    ABSTRACT: Dopamine (DA) is well known for its involvement in novelty-seeking, learning, and goal-oriented behaviors such as social behavior. However, little is known about how DA modulates social processes dif-ferentially in relation to sex and behavioral phenotype (e.g., personality). Importantly, the major DA cell groups (A8–A15) are conserved across all amniote vertebrates, and thus broadly relevant insights may be obtained through investigations of avian species such as zebra finches (Taeniopygia guttata), which express a human-like social organization based on biparental nuclear families that are embedded within larger social groups.
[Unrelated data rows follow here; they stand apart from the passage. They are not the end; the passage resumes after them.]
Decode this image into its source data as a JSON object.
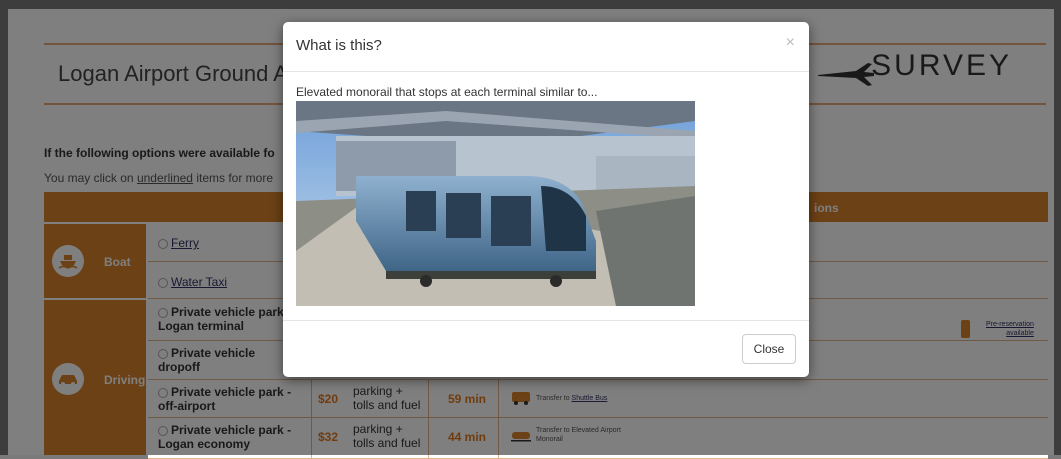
{
  "header": {
    "title_visible": "Logan Airport Ground A",
    "brand": "SURVEY"
  },
  "intro": {
    "question_visible": "If the following options were available fo",
    "hint_prefix": "You may click on ",
    "hint_link": "underlined",
    "hint_suffix": " items for more"
  },
  "table": {
    "header_partial": "ions",
    "categories": [
      {
        "label": "Boat",
        "icon": "boat-icon"
      },
      {
        "label": "Driving",
        "icon": "car-icon"
      }
    ],
    "rows": [
      {
        "option": "Ferry"
      },
      {
        "option": "Water Taxi"
      },
      {
        "option_line1": "Private vehicle park",
        "option_line2": "Logan terminal",
        "note_line1": "Pre-reservation",
        "note_line2": "available"
      },
      {
        "option_line1": "Private vehicle",
        "option_line2": "dropoff"
      },
      {
        "option_line1": "Private vehicle park -",
        "option_line2": "off-airport",
        "cost": "$20",
        "cost_line1": "parking +",
        "cost_line2": "tolls and fuel",
        "time": "59 min",
        "transfer_prefix": "Transfer to ",
        "transfer_link": "Shuttle Bus"
      },
      {
        "option_line1": "Private vehicle park -",
        "option_line2": "Logan economy",
        "cost": "$32",
        "cost_line1": "parking +",
        "cost_line2": "tolls and fuel",
        "time": "44 min",
        "transfer_line1": "Transfer to Elevated Airport",
        "transfer_line2": "Monorail"
      }
    ]
  },
  "modal": {
    "title": "What is this?",
    "close_symbol": "×",
    "description": "Elevated monorail that stops at each terminal similar to...",
    "close_label": "Close"
  },
  "colors": {
    "accent": "#d9822b",
    "overlay": "rgba(0,0,0,0.5)"
  }
}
We here build upon a previous study that quantified multidimensional personal-ity structures in male and female zebra finches using principal components analysis (PCA) of extensive behavioral measures in social and nonsocial contexts. These complex dimensions of behavioral phenotype can be characterized as Social competence/dominance, Gregariousness, and Anxiety. Here we analyze Fos protein expression in DA neuronal populations in response to social novelty and demonstrate that the Fos content of multiple dopamine cell groups is significantly predicted by sex, personality, social context, and their interactions. In order to further investigate coordinated neuromodulation of behavior across multiple DA cell groups, we also conducted a PCA of neural variables (DA cell numbers and their phasic Fos responses) and show that behavioral PCs are associated with unique suites of neural PCs. These find-ings demonstrate that personality and sex are reflected in DA neuron activity and coordinated patterns of neuromodulation arising from multiple DA cell groups.
    Behavioural Brain Research 12/2014; 280:101-112. DOI:10.1016/j.bbr.2014.12.004 · 3.39 Impact Factor
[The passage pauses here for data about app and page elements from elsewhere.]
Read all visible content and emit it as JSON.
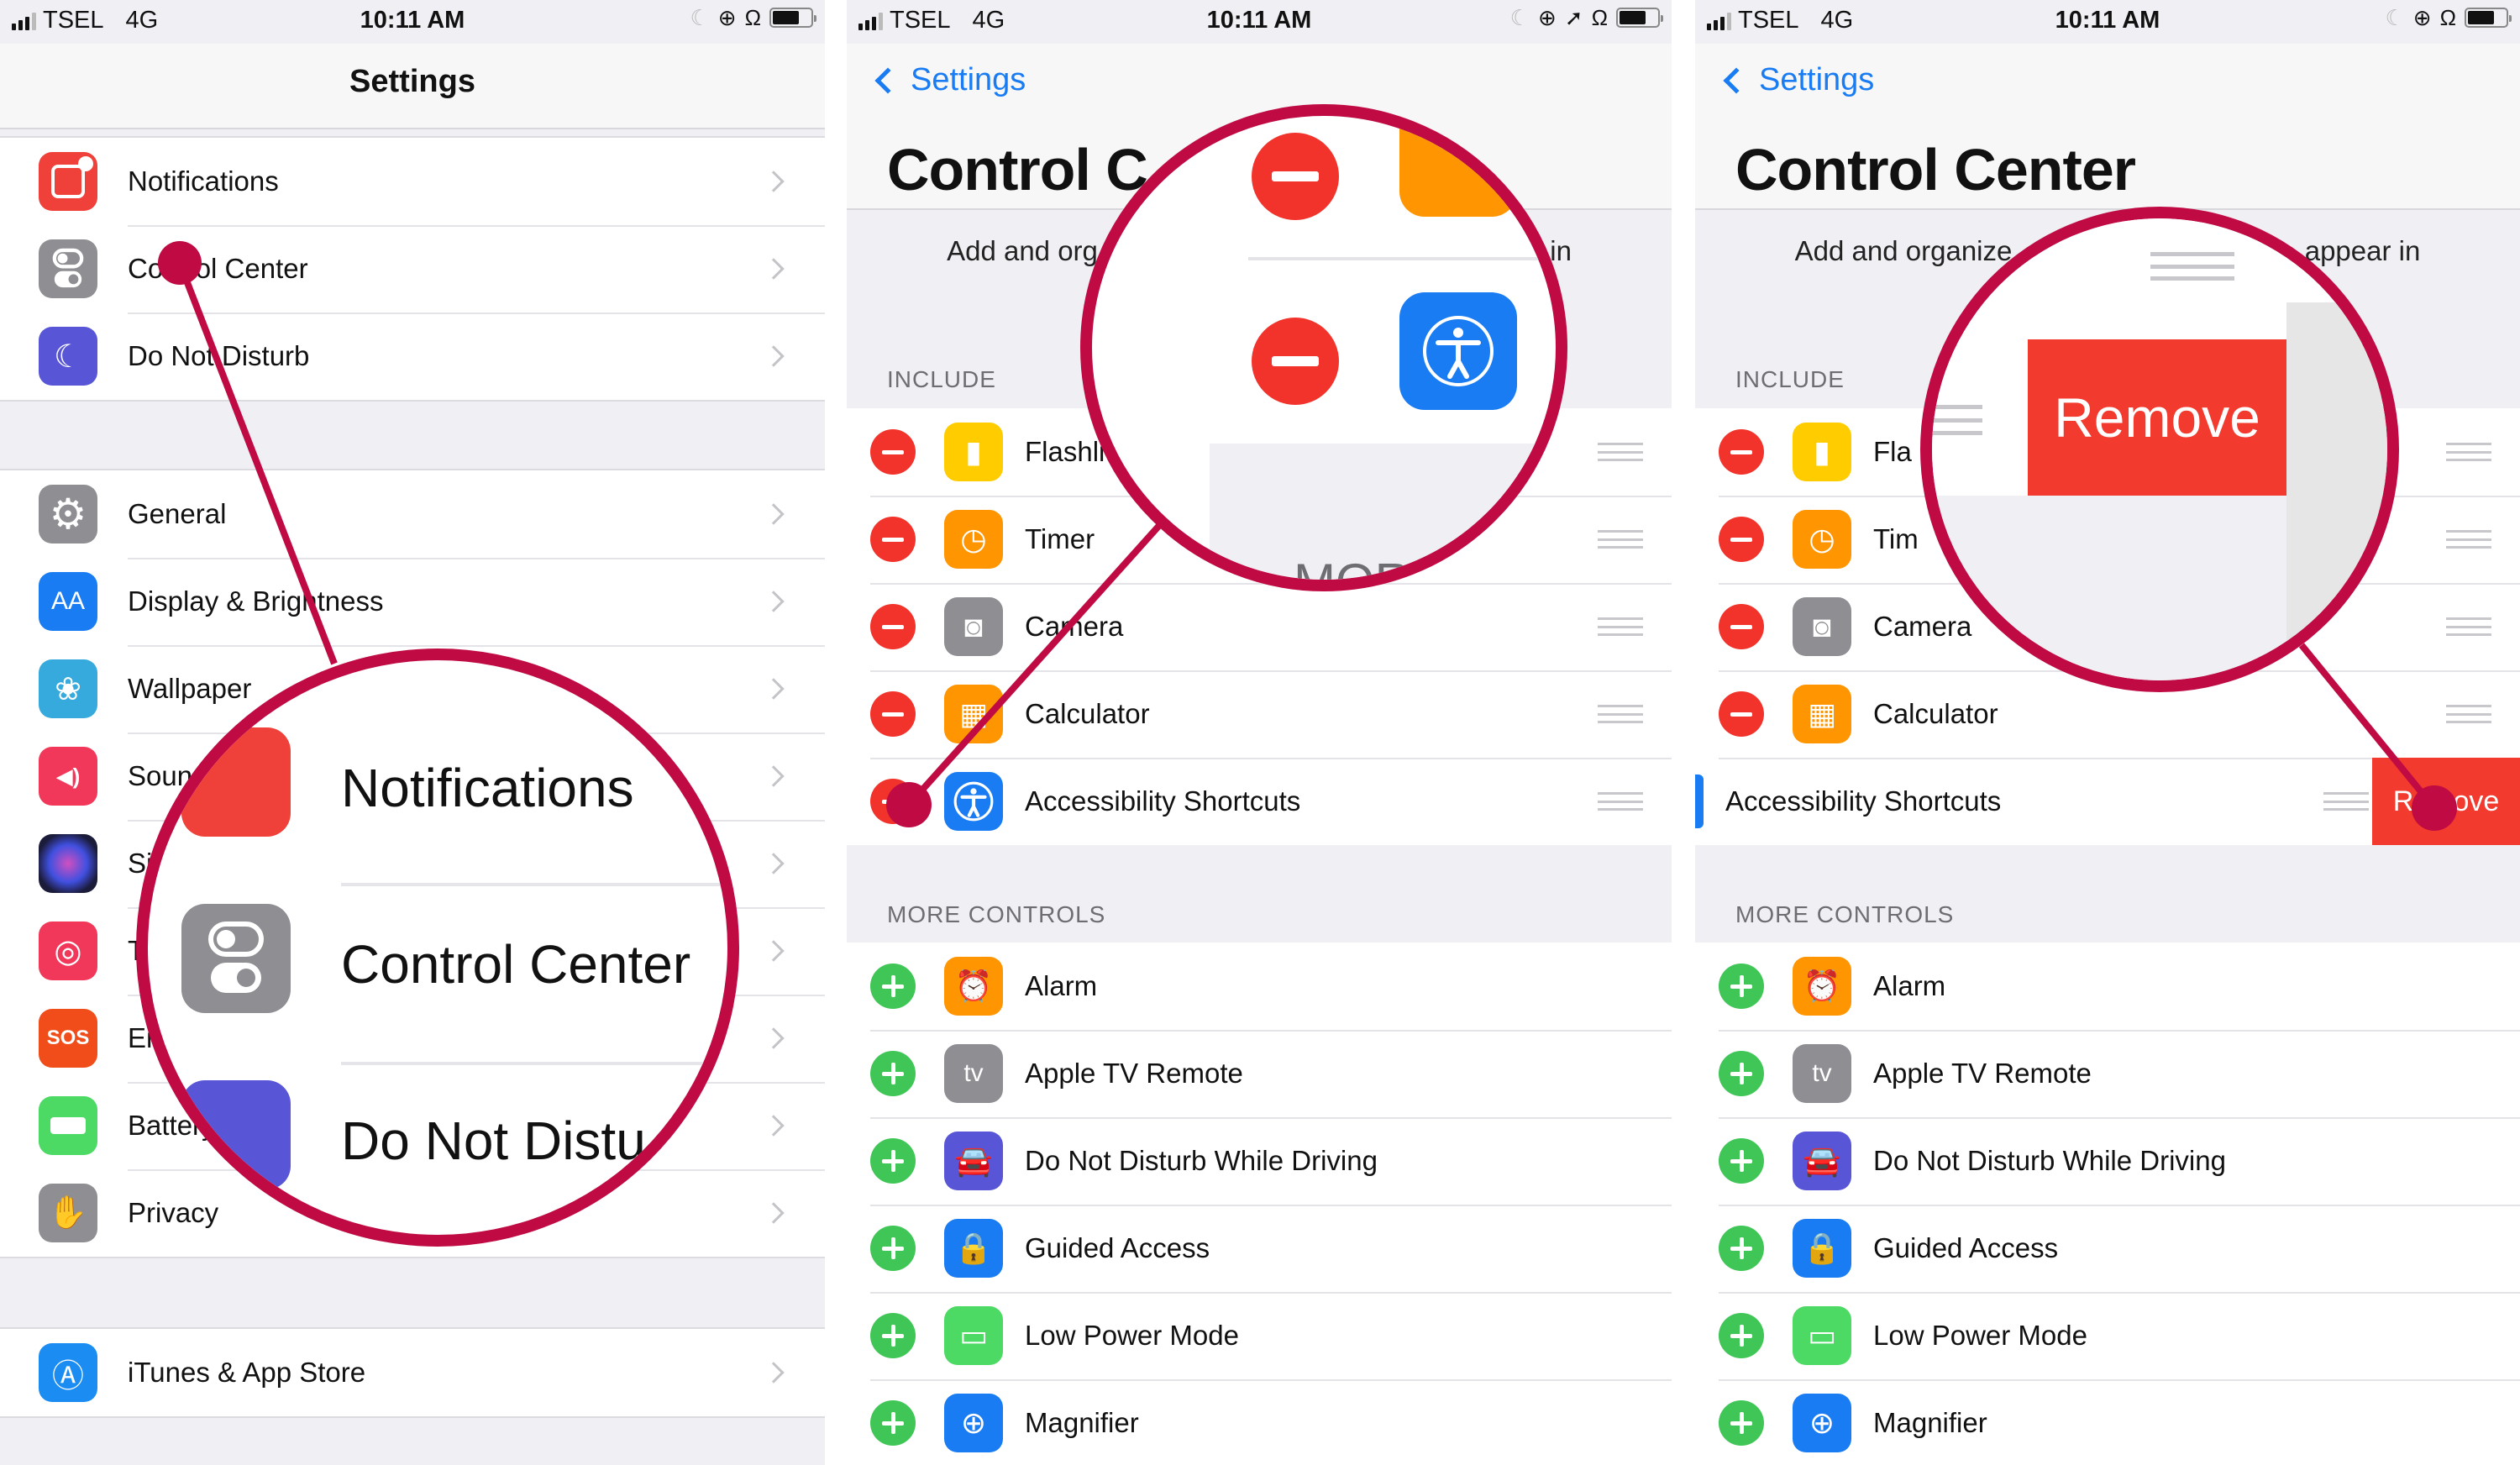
{
  "status_bar": {
    "carrier": "TSEL",
    "network": "4G",
    "time": "10:11 AM",
    "icons": [
      "moon-icon",
      "rotation-lock-icon",
      "headphones-icon",
      "battery-icon"
    ],
    "icons_with_location": [
      "moon-icon",
      "rotation-lock-icon",
      "location-arrow-icon",
      "headphones-icon",
      "battery-icon"
    ]
  },
  "panel1": {
    "title": "Settings",
    "groups": [
      [
        {
          "label": "Notifications",
          "icon": "notifications-icon",
          "color": "#f0403a"
        },
        {
          "label": "Control Center",
          "icon": "control-center-icon",
          "color": "#8e8e93"
        },
        {
          "label": "Do Not Disturb",
          "icon": "moon-icon",
          "color": "#5856d6"
        }
      ],
      [
        {
          "label": "General",
          "icon": "gear-icon",
          "color": "#8e8e93"
        },
        {
          "label": "Display & Brightness",
          "icon": "text-size-icon",
          "color": "#1a7cf2"
        },
        {
          "label": "Wallpaper",
          "icon": "flower-icon",
          "color": "#36aadc"
        },
        {
          "label": "Sounds",
          "icon": "speaker-icon",
          "color": "#f2385a"
        },
        {
          "label": "Siri",
          "icon": "siri-icon",
          "color": "#1b1b3a"
        },
        {
          "label": "Touch ID & Passcode",
          "icon": "fingerprint-icon",
          "color": "#f2385a"
        },
        {
          "label": "Emergency SOS",
          "icon": "sos-icon",
          "color": "#f04d1a"
        },
        {
          "label": "Battery",
          "icon": "battery-icon",
          "color": "#4cd964"
        },
        {
          "label": "Privacy",
          "icon": "hand-icon",
          "color": "#8e8e93"
        }
      ],
      [
        {
          "label": "iTunes & App Store",
          "icon": "app-store-icon",
          "color": "#1a8cf2"
        }
      ]
    ],
    "magnifier": {
      "rows": [
        "Notifications",
        "Control Center",
        "Do Not Distu"
      ]
    }
  },
  "control_center": {
    "back_label": "Settings",
    "title": "Control Center",
    "title_clipped": "Control C",
    "description_left": "Add and org",
    "description_right": "in",
    "description_left_p3": "Add and organize",
    "description_right_p3": "appear in",
    "include_header": "INCLUDE",
    "more_header": "MORE CONTROLS",
    "include": [
      {
        "label": "Flashlight",
        "label_p2": "Flashli",
        "label_p3": "Fla",
        "icon": "flashlight-icon",
        "color": "#ffcc00"
      },
      {
        "label": "Timer",
        "label_p2": "Timer",
        "label_p3": "Tim",
        "icon": "timer-icon",
        "color": "#ff9500"
      },
      {
        "label": "Camera",
        "label_p2": "Camera",
        "label_p3": "Camera",
        "icon": "camera-icon",
        "color": "#8e8e93"
      },
      {
        "label": "Calculator",
        "label_p2": "Calculator",
        "label_p3": "Calculator",
        "icon": "calculator-icon",
        "color": "#ff9500"
      },
      {
        "label": "Accessibility Shortcuts",
        "label_p2": "Accessibility Shortcuts",
        "label_p3": "Accessibility Shortcuts",
        "icon": "accessibility-icon",
        "color": "#1a7cf2"
      }
    ],
    "more": [
      {
        "label": "Alarm",
        "icon": "alarm-icon",
        "color": "#ff9500"
      },
      {
        "label": "Apple TV Remote",
        "icon": "apple-tv-icon",
        "color": "#8e8e93"
      },
      {
        "label": "Do Not Disturb While Driving",
        "icon": "car-icon",
        "color": "#5856d6"
      },
      {
        "label": "Guided Access",
        "icon": "lock-icon",
        "color": "#1a7cf2"
      },
      {
        "label": "Low Power Mode",
        "icon": "low-battery-icon",
        "color": "#4cd964"
      },
      {
        "label": "Magnifier",
        "icon": "magnifier-icon",
        "color": "#1a7cf2"
      }
    ],
    "remove_label": "Remove",
    "magnifier_p2_text": "MORE",
    "magnifier_p3_remove": "Remove"
  },
  "colors": {
    "accent": "#1a7cf2",
    "annotation": "#bf0a43",
    "destructive": "#f33a2e",
    "add": "#3fc657"
  }
}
  • Source
    • "n to ' lactation ' [ Péczely and Kiss , 1988 ] . These chang - es are correlated with changes in the GnRH system of the preoptic areas [ Deviche et al . , 2000 ] . Reduction in VIP immunoreactivity is also observed in the BNST of the field sparrow and song sparrow during winter , when they are less aggressive and display no territorial behaviour [ Goodson et al . , 2012b ] . However , the role of VIP in social bonding remains unknown . As the modulatory role of VIP differs with the type of social behaviour , the question arises whether its distribution pattern may be influenced by the social bonding pattern related to breeding systems ( mono - / polygamous ) ."
    [Show abstract] [Hide abstract]
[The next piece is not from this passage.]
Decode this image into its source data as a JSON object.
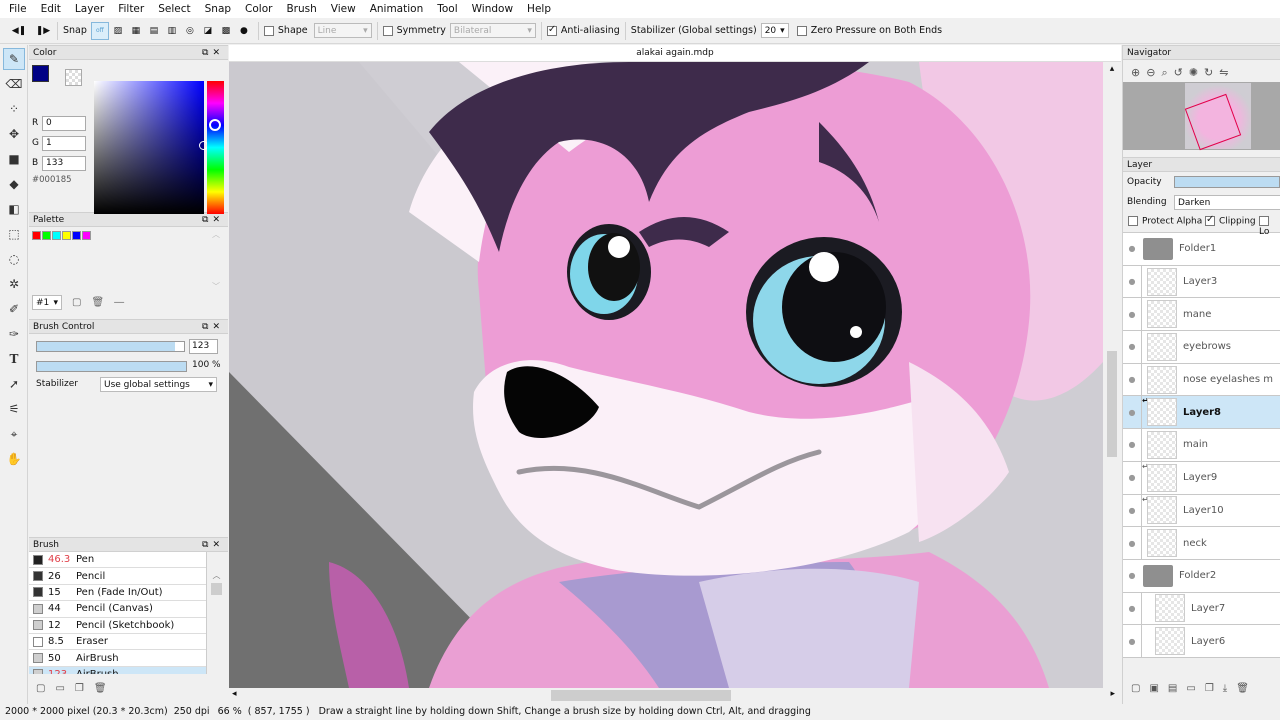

    ABSTRACT: Vasopressin influences social behaviour in mammals, in particular social recognition and bonding. However, much less is known about its avian analogue, vasotocin, although vasotocin appears to modulate singing behaviour and agonistic interactions together with vasoactive intestinal peptide (VIP) in some songbirds. The objectives of our study were to compare the expression of vasotocin and VIP in brain nuclei hypothetised to be part of the social behavioural network, i.e. septal areas, bed nucleus of the stria terminalis and medial preoptic nucleus (POM), in two songbird species in the wild: the blue tit (Cyanistes caeruleus) and European penduline tit (Remiz pendulinus). These two closely related passerine birds differ in their pair bonding and mating systems: blue tits are socially monogamous with extensive pair bond lasting for several months, whereas in the European penduline tit, pair bond is short and it dissolves during or after laying of the eggs. The two species did not differ in the distribution of vasotocin in the observed brain regions; however, VIP was more abundant in all three regions of penduline tits than in blue tits. We found a sex difference in favour of males in the distribution of vasotocin- and VIP-immunoreactive neurones, fibres and terminals in all three regions in penduline tits. In blue tits, such gender differences were only observed in the POM. The limited differences between the two species suggest that the levels of vasotocin and VIP in the socially relevant brain regions are likely influenced by many other social or environmental factors than just by differences in the duration of pair bonding. © 2014 S. Karger AG, Basel.
    Brain Behavior and Evolution 04/2014; 83(2):140-9. DOI:10.1159/000357831 · 4.29 Impact Factor
Show more